Since forming in November 2022, 390 patients have received care from the hospital’s Intravenous (IV) Access team, who use ultrasound technology to identify whether a patient has a suitable access point to receive medicine or fluids directly into a vein.
The team of four aim to improve the comfort, experience and safety for patients by reducing the likelihood of infection and bringing down the number of days people need to spend in hospital.
Previously, patients with complex vascular access needed to wait for theatre slots to receive an IV line; however, the new service allows for bedside care and has reduced the average wait in hospital by four days.
It is vital to understand how patients feel about any changes made to services and the feedback received so far has been 100% positive. Patients are asked to complete a feedback form in their in their own time, following their interaction with the service.
Below are just some of the comments received from patients:
“The PICC line is much better and I feel much happier that I don’t have to have any more needles.”
“Wonderful service, nurses were professional and helped me remain calm throughout.”
“Special mention to the team – absolutely fabulous.”
“Can’t praise the service enough.”
“Amazing asset to the NHS.”
Philip Henry, Operational Business Manager for Diagnostics & Support at Bolton NHS Foundation Trust, said:
The IV Access team have been instrumental in improving patient experience whilst supporting colleagues with their skills and knowledge development. What they have achieved in twelve months is remarkable.
“The feedback from patients speaks for itself and is a testament to the team.
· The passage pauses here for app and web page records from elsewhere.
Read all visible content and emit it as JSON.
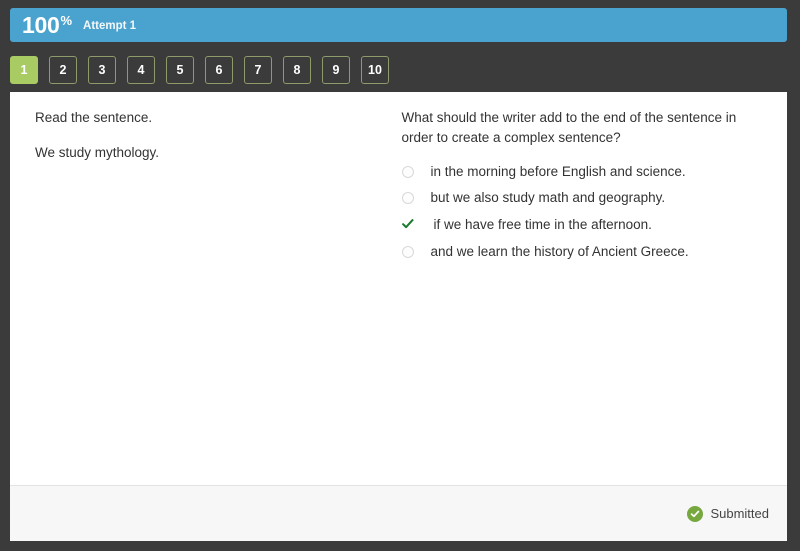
{
  "colors": {
    "frame": "#3b3b3b",
    "score_bar": "#4aa3cf",
    "active_nav": "#a8cc63",
    "nav_border": "#8d9b6a",
    "correct_check": "#1a7a2e",
    "submitted_badge": "#76a83f",
    "footer": "#f7f7f7",
    "text": "#333333"
  },
  "score_bar": {
    "value": "100",
    "percent_symbol": "%",
    "attempt_label": "Attempt 1"
  },
  "question_nav": {
    "items": [
      {
        "label": "1",
        "active": true
      },
      {
        "label": "2",
        "active": false
      },
      {
        "label": "3",
        "active": false
      },
      {
        "label": "4",
        "active": false
      },
      {
        "label": "5",
        "active": false
      },
      {
        "label": "6",
        "active": false
      },
      {
        "label": "7",
        "active": false
      },
      {
        "label": "8",
        "active": false
      },
      {
        "label": "9",
        "active": false
      },
      {
        "label": "10",
        "active": false
      }
    ]
  },
  "passage": {
    "instruction": "Read the sentence.",
    "sentence": "We study mythology."
  },
  "question": {
    "prompt": "What should the writer add to the end of the sentence in order to create a complex sentence?",
    "options": [
      {
        "label": "in the morning before English and science.",
        "selected": false,
        "correct": false
      },
      {
        "label": "but we also study math and geography.",
        "selected": false,
        "correct": false
      },
      {
        "label": "if we have free time in the afternoon.",
        "selected": true,
        "correct": true
      },
      {
        "label": "and we learn the history of Ancient Greece.",
        "selected": false,
        "correct": false
      }
    ]
  },
  "footer": {
    "status_text": "Submitted",
    "status_icon": "check-circle-icon"
  }
}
However enabling patients to receive treatment more readily in their own home, avoiding admission to hospital and being a key enabler in additional theatre lists being available for those awaiting surgery, demonstrates the wider scale impact the team has had.
Other benefits of the service include:
Heather Briscoe, Lead IV Access Specialist Nurse at Bolton NHS Foundation Trust, said:
This service is making a huge difference to the physical and mental wellbeing of our patients.
“Many of these patients will have previously had a bad experience of receiving cannulas so are understandably nervous when we first arrive at their bedside. It’s our job to put them at ease by explaining how the process uses ultrasound and that we’ll only proceed if we can. Every time you can see the relief on their face.
Tracy Phillips, IV Access Specialist Nurse at the Trust, said:
Our aim is to empower patients with the knowledge to look after themselves and making them expert patients so they are able to challenge when something doesn’t feel right.